The Territory is still in recovery mode from the effects of the last hurricane season, but it was announced that preparation for this season is also being worked on. Mention of the BVI’s hurricane readiness was made during a press conference by His Excellency Governor Augustus Jaspert on 16 May.
The Governor under whose portfolio disaster management mainly falls announced that Cabinet has been working on disaster management matters. The Governor told reporters: “I think Cabinet is comfortable. Everything won’t be in place for June but most of the issues will definitely be in place as time evolves and certainly by the time of the peak of the hurricane season to ensure that we can face any storm.” Last year some hurricane shelters were in disrepair and most people had to fend for themselves proving that preparedness is a hope and not a fact.
“Things are not in the perfect condition and that is why recovery is such a priority to make sure we get on with that. We have the plan. We have the vision. We have the structure and the money…We have also agreed to plan extra funding from the Cabinet to repair shelters across the territory and to get communication systems in place,” Governor Jaspert added.
During her appearance before Standing Finance Committee Director of the Department of Disaster Management (DDM) Sharleen DaBreo told legislators that the shelters are being looked at for use during this hurricane season.
In addition to noting shelters to be repaired and possibly removed from the shelters list Dabreo mentioned that the Department has identified new venues that can be used as shelters during this hurricane season. One such structure is the New Testament of God Church in Baugher’s Bay.
As the DDM pushes to ready shelters Dabreo noted that the Department plans to keep the number of shelters on the list at 30 or above for this year. The DDM Director also noted that the Department has been working with the Public Works Department and the Environmental Health Unit to complete structural and public health assessments on shelters identified.
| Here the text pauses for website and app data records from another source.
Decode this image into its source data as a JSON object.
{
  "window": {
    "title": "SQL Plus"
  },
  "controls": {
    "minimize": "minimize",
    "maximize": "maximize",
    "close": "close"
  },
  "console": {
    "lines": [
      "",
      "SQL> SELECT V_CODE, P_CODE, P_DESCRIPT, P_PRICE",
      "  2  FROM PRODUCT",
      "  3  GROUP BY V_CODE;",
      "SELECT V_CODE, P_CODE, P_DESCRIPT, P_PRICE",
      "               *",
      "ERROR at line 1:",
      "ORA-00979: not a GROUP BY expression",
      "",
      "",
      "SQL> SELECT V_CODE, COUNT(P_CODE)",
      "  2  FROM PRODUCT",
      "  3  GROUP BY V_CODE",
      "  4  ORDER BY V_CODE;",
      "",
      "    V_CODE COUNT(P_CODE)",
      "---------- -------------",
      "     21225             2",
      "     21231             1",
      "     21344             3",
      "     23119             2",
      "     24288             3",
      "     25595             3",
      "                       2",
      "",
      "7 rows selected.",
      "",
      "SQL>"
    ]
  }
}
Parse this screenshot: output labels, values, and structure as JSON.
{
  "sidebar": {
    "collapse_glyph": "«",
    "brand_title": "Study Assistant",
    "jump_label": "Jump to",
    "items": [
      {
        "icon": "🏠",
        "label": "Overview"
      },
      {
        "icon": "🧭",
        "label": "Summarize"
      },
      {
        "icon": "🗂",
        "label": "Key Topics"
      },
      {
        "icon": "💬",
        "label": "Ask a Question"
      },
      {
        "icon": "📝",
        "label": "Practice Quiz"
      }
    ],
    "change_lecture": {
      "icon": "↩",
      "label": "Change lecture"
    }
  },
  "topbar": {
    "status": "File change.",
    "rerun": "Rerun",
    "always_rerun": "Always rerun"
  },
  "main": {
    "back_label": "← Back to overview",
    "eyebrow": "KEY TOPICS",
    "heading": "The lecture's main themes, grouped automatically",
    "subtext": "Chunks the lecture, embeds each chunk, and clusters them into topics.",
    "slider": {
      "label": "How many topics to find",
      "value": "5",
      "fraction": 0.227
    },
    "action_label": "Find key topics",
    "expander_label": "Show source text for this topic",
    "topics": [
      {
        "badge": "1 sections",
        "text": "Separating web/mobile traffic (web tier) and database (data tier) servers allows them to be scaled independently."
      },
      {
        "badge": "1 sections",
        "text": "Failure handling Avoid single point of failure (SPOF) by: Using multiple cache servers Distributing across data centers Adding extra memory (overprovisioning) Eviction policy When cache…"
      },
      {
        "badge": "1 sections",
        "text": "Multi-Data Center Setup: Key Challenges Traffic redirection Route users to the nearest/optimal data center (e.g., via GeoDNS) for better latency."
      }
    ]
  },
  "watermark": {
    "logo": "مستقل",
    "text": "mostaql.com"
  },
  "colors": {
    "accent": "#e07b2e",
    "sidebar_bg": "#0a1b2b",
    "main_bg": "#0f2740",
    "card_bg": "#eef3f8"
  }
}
This she said will determine which structures remain on the list of shelters.